Over 3.4 million customers use QuickBooks.
Sign up for a free trial!
2018-06-28 00:04:55Accountants and BookkeepersEnglishLife as an accountant can be hectic, with deadlines scattered throughout the year and clients calling around the clock. While being a great...https://quickbooks.intuit.com/au/resources/au_qrc/uploads/2018/06/iStock-891418898.jpghttps://quickbooks.intuit.com/au/resources/accountants-and-bookkeepers/time-management-tips-for-accountants/Time Management Tips For Accountants | QuickBooks Australia

Time management tips for accountants

2 min read

Life as an accountant can be hectic, with deadlines scattered throughout the year and clients calling around the clock. However, it’s also an incredibly rewarding career choice, with the chance to help entrepreneurs and small business owners get their financials in order and strive for new profit growth.

While being a great accountant takes an affinity for numbers and a passion for finance, it also requires someone who has good communication skills and excellent time management. Here are five time management tips for accountants.

1 Plan and prioritise from the start

The workload of an accountant can quickly multiply, especially during peak season with end of financial year deadlines. As each year passes, you’ll be able to predict what times of the year your workload will increase, and when you’re more likely to have spare time in your schedule. Before the busy season hits, start to plan and prioritise your long-term tasks and projects – know what’s urgent and what can be set aside for a later date. Make a to-do list when you’re having your morning coffee, so you know exactly what needs to be done each day.

2 Learn how to be flexible

As much as you can plan and prioritise, you never know what work is going to come across your desk each day. Learning to be flexible will help you quickly rearrange your tasks or re-prioritise when new work comes in. Each day, you can assess your workload and your deadlines and adjust your plan accordingly. Knowing that your plan isn’t locked in place, but can change as needed, will help you from feeling overwhelmed by a growing workload.

Financial manager using smartphone at her workplace, view from the top

3 Know when to say no

In the same token, every person has limits and there are only so many hours in a day. If you’re at capacity, you may need to practice saying no, or at least, not now. Before peak season, determine what work you can set aside for the moment and what is non-negotiable.

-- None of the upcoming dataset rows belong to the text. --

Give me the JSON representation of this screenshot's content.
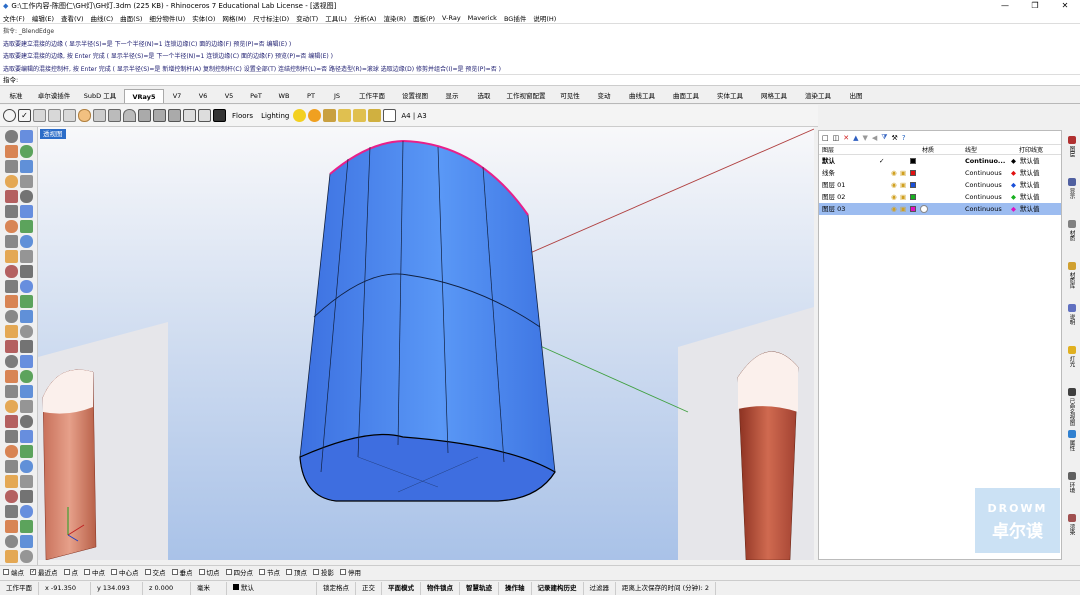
{
  "window": {
    "title": "G:\\工作内容-陈图仁\\GH灯\\GH灯.3dm (225 KB) - Rhinoceros 7 Educational Lab License - [透视图]",
    "controls": [
      "—",
      "❐",
      "✕"
    ]
  },
  "menu": [
    "文件(F)",
    "编辑(E)",
    "查看(V)",
    "曲线(C)",
    "曲面(S)",
    "细分物件(U)",
    "实体(O)",
    "网格(M)",
    "尺寸标注(D)",
    "变动(T)",
    "工具(L)",
    "分析(A)",
    "渲染(R)",
    "面板(P)",
    "V-Ray",
    "Maverick",
    "BG插件",
    "说明(H)"
  ],
  "command_history": [
    "指令: _BlendEdge",
    "选取要建立混接的边缘 ( 显示半径(S)=是  下一个半径(N)=1  连锁边缘(C)  面的边缘(F)  预览(P)=否  编辑(E) )",
    "选取要建立混接的边缘, 按 Enter 完成 ( 显示半径(S)=是  下一个半径(N)=1  连锁边缘(C)  面的边缘(F)  预览(P)=否  编辑(E) )",
    "选取要编辑的混接控制杆, 按 Enter 完成 ( 显示半径(S)=是  新增控制杆(A)  复制控制杆(C)  设置全部(T)  连结控制杆(L)=否  路径造型(R)=滚球  选取边缘(D)  修剪并组合(I)=是  预览(P)=否 )"
  ],
  "prompt": "指令:",
  "tabs": [
    "标准",
    "卓尔谟插件",
    "SubD 工具",
    "VRay5",
    "V7",
    "V6",
    "V5",
    "PeT",
    "WB",
    "PT",
    "JS",
    "工作平面",
    "设置视图",
    "显示",
    "选取",
    "工作视窗配置",
    "可见性",
    "变动",
    "曲线工具",
    "曲面工具",
    "实体工具",
    "网格工具",
    "渲染工具",
    "出图"
  ],
  "active_tab": "VRay5",
  "toolbar": {
    "floors": "Floors",
    "lighting": "Lighting",
    "page": "A4 | A3"
  },
  "viewport": {
    "label": "透视图"
  },
  "layers": {
    "headers": {
      "name": "图层",
      "material": "材质",
      "linetype": "线型",
      "print": "打印线宽"
    },
    "rows": [
      {
        "name": "默认",
        "check": "✓",
        "color": "#000000",
        "linetype": "Continuo...",
        "print": "默认值",
        "bold": true,
        "selected": false
      },
      {
        "name": "线条",
        "check": "",
        "color": "#e01010",
        "linetype": "Continuous",
        "print": "默认值",
        "bold": false,
        "selected": false
      },
      {
        "name": "图层 01",
        "check": "",
        "color": "#1a4fd8",
        "linetype": "Continuous",
        "print": "默认值",
        "bold": false,
        "selected": false
      },
      {
        "name": "图层 02",
        "check": "",
        "color": "#18b020",
        "linetype": "Continuous",
        "print": "默认值",
        "bold": false,
        "selected": false
      },
      {
        "name": "图层 03",
        "check": "",
        "color": "#e010c0",
        "linetype": "Continuous",
        "print": "默认值",
        "bold": false,
        "selected": true
      }
    ]
  },
  "right_tabs": [
    "图层",
    "显示",
    "材质",
    "材质库",
    "说明",
    "灯光",
    "已命名视图",
    "属性",
    "环境",
    "渲染"
  ],
  "osnaps": [
    {
      "label": "端点",
      "on": false
    },
    {
      "label": "最近点",
      "on": true
    },
    {
      "label": "点",
      "on": false
    },
    {
      "label": "中点",
      "on": false
    },
    {
      "label": "中心点",
      "on": false
    },
    {
      "label": "交点",
      "on": false
    },
    {
      "label": "垂点",
      "on": false
    },
    {
      "label": "切点",
      "on": false
    },
    {
      "label": "四分点",
      "on": false
    },
    {
      "label": "节点",
      "on": false
    },
    {
      "label": "顶点",
      "on": false
    },
    {
      "label": "投影",
      "on": false
    },
    {
      "label": "停用",
      "on": false
    }
  ],
  "status": {
    "cplane": "工作平面",
    "x": "x -91.350",
    "y": "y 134.093",
    "z": "z 0.000",
    "unit": "毫米",
    "layer": "默认",
    "items": [
      "锁定格点",
      "正交",
      "平面模式",
      "物件锁点",
      "智慧轨迹",
      "操作轴",
      "记录建构历史",
      "过滤器",
      "距离上次保存的时间 (分钟): 2"
    ]
  },
  "watermark": {
    "line1": "DROWM",
    "line2": "卓尔谟"
  },
  "colors": {
    "surface": "#4a86f0",
    "edge_highlight": "#e8208a",
    "selection": "#9cbcf0"
  }
}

Delegate wherever you can and learn how to prioritise the remaining work. If you can’t take on any new work or clients, it may be time to communicate that to your boss, or look at expanding your practice and hiring a new staff member.

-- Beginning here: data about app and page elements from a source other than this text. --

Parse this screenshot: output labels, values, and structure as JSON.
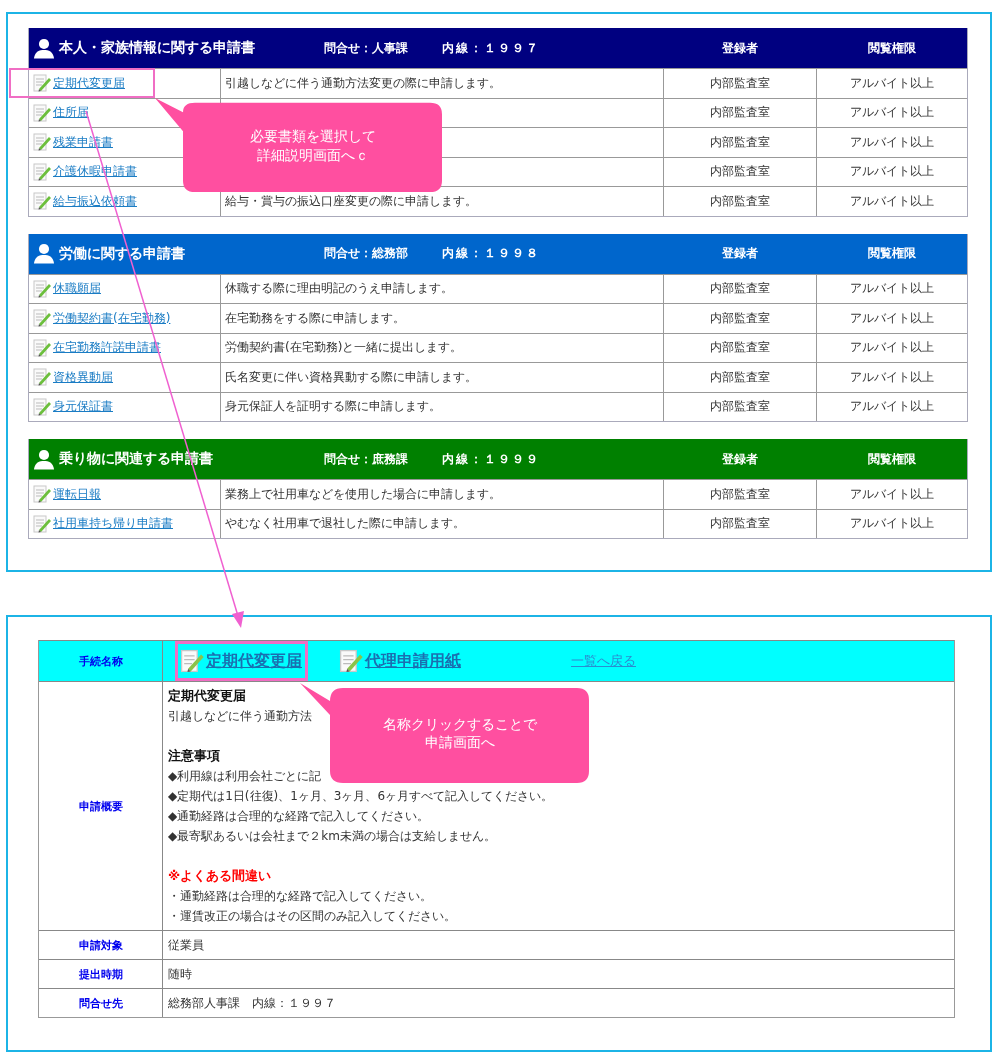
{
  "list_panel": {
    "sections": [
      {
        "title": "本人・家族情報に関する申請書",
        "color": "#000080",
        "contact": "問合せ：人事課",
        "extension": "内線：１９９７",
        "col_registrant": "登録者",
        "col_permission": "閲覧権限",
        "rows": [
          {
            "name": "定期代変更届",
            "description": "引越しなどに伴う通勤方法変更の際に申請します。",
            "registrant": "内部監査室",
            "permission": "アルバイト以上",
            "highlighted": true
          },
          {
            "name": "住所届",
            "registrant": "内部監査室",
            "permission": "アルバイト以上",
            "highlighted": false
          },
          {
            "name": "残業申請書",
            "registrant": "内部監査室",
            "permission": "アルバイト以上",
            "highlighted": false
          },
          {
            "name": "介護休暇申請書",
            "registrant": "内部監査室",
            "permission": "アルバイト以上",
            "highlighted": false
          },
          {
            "name": "給与振込依頼書",
            "description": "給与・賞与の振込口座変更の際に申請します。",
            "registrant": "内部監査室",
            "permission": "アルバイト以上",
            "highlighted": false
          }
        ]
      },
      {
        "title": "労働に関する申請書",
        "color": "#0066cc",
        "contact": "問合せ：総務部",
        "extension": "内線：１９９８",
        "col_registrant": "登録者",
        "col_permission": "閲覧権限",
        "rows": [
          {
            "name": "休職願届",
            "description": "休職する際に理由明記のうえ申請します。",
            "registrant": "内部監査室",
            "permission": "アルバイト以上",
            "highlighted": false
          },
          {
            "name": "労働契約書(在宅勤務)",
            "description": "在宅勤務をする際に申請します。",
            "registrant": "内部監査室",
            "permission": "アルバイト以上",
            "highlighted": false
          },
          {
            "name": "在宅勤務許諾申請書",
            "description": "労働契約書(在宅勤務)と一緒に提出します。",
            "registrant": "内部監査室",
            "permission": "アルバイト以上",
            "highlighted": false
          },
          {
            "name": "資格異動届",
            "description": "氏名変更に伴い資格異動する際に申請します。",
            "registrant": "内部監査室",
            "permission": "アルバイト以上",
            "highlighted": false
          },
          {
            "name": "身元保証書",
            "description": "身元保証人を証明する際に申請します。",
            "registrant": "内部監査室",
            "permission": "アルバイト以上",
            "highlighted": false
          }
        ]
      },
      {
        "title": "乗り物に関連する申請書",
        "color": "#008000",
        "contact": "問合せ：庶務課",
        "extension": "内線：１９９９",
        "col_registrant": "登録者",
        "col_permission": "閲覧権限",
        "rows": [
          {
            "name": "運転日報",
            "description": "業務上で社用車などを使用した場合に申請します。",
            "registrant": "内部監査室",
            "permission": "アルバイト以上",
            "highlighted": false
          },
          {
            "name": "社用車持ち帰り申請書",
            "description": "やむなく社用車で退社した際に申請します。",
            "registrant": "内部監査室",
            "permission": "アルバイト以上",
            "highlighted": false
          }
        ]
      }
    ],
    "callout": [
      "必要書類を選択して",
      "詳細説明画面へｃ"
    ]
  },
  "detail_panel": {
    "header": {
      "label": "手続名称",
      "links": [
        {
          "text": "定期代変更届",
          "kind": "form",
          "highlighted": true
        },
        {
          "text": "代理申請用紙",
          "kind": "form",
          "highlighted": false
        },
        {
          "text": "一覧へ戻る",
          "kind": "back",
          "highlighted": false
        }
      ]
    },
    "rows": [
      {
        "label": "申請概要",
        "lines": [
          {
            "kind": "heading",
            "text": "定期代変更届"
          },
          {
            "kind": "text",
            "text": "引越しなどに伴う通勤方法"
          },
          {
            "kind": "spacer"
          },
          {
            "kind": "heading",
            "text": "注意事項"
          },
          {
            "kind": "text",
            "text": "◆利用線は利用会社ごとに記"
          },
          {
            "kind": "text",
            "text": "◆定期代は1日(往復)、1ヶ月、3ヶ月、6ヶ月すべて記入してください。"
          },
          {
            "kind": "text",
            "text": "◆通勤経路は合理的な経路で記入してください。"
          },
          {
            "kind": "text",
            "text": "◆最寄駅あるいは会社まで２km未満の場合は支給しません。"
          },
          {
            "kind": "spacer"
          },
          {
            "kind": "warning",
            "text": "※よくある間違い"
          },
          {
            "kind": "text",
            "text": "・通勤経路は合理的な経路で記入してください。"
          },
          {
            "kind": "text",
            "text": "・運賃改正の場合はその区間のみ記入してください。"
          }
        ]
      },
      {
        "label": "申請対象",
        "lines": [
          {
            "kind": "text",
            "text": "従業員"
          }
        ]
      },
      {
        "label": "提出時期",
        "lines": [
          {
            "kind": "text",
            "text": "随時"
          }
        ]
      },
      {
        "label": "問合せ先",
        "lines": [
          {
            "kind": "text",
            "text": "総務部人事課　内線：１９９７"
          }
        ]
      }
    ],
    "callout": [
      "名称クリックすることで",
      "申請画面へ"
    ]
  }
}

4 Manage client expectations

Learn how to manage your client’s expectations in order to minimise your stress levels during busy work periods. Let your clients know ahead of time, what months of the year are extremely busy for you and your practice, and the delays or extra lead time they can expect. Train your clients to book their appointments in advance, so you and your team can better manage your upcoming workload. Knowing that your clients aren’t expecting an unrealistic turnaround or calling constantly for an update on their project, will help minimise your stress and maximise your time.

5 Use automation

Automation can save you serious time. If you and your firm is struggling with time management, it may be the perfect opportunity to sit down and discuss what processes or tasks you could automate with technology. These days, automation comes in a variety of forms and can help you streamline and operate more efficiently. You could look into payroll, invoice and payment automation, expense automation, email automation and more. By utilising technology, you could save your firm serious time and money.

Rate This Article

This article currently has 1 ratings with an average of 1.0 stars

Information may be abridged and therefore incomplete. This document/information does not constitute, and should not be considered a substitute for, legal or financial advice. Each financial situation is different, the advice provided is intended to be general. Please contact your financial or legal advisors for information specific to your situation.

Help Your Business Thrive

Sign up for our newsletter

Thanks for signing up!

Check your inbox for a confirmation email.*

*Check your spam folder if you don’t see a confirmation email.

Related Articles

How to manage workflow in your practice

Whether you’re attending to your own work or delegating to team members,…

Read more

Why better cash management improves business outcomes

If you could receive customer payments faster, how would your business improve?…

Read more

6 money management tips for first-time entrepreneurs

It’s easy for first-time entrepreneurs to overlook proper money management. After all,…

Read more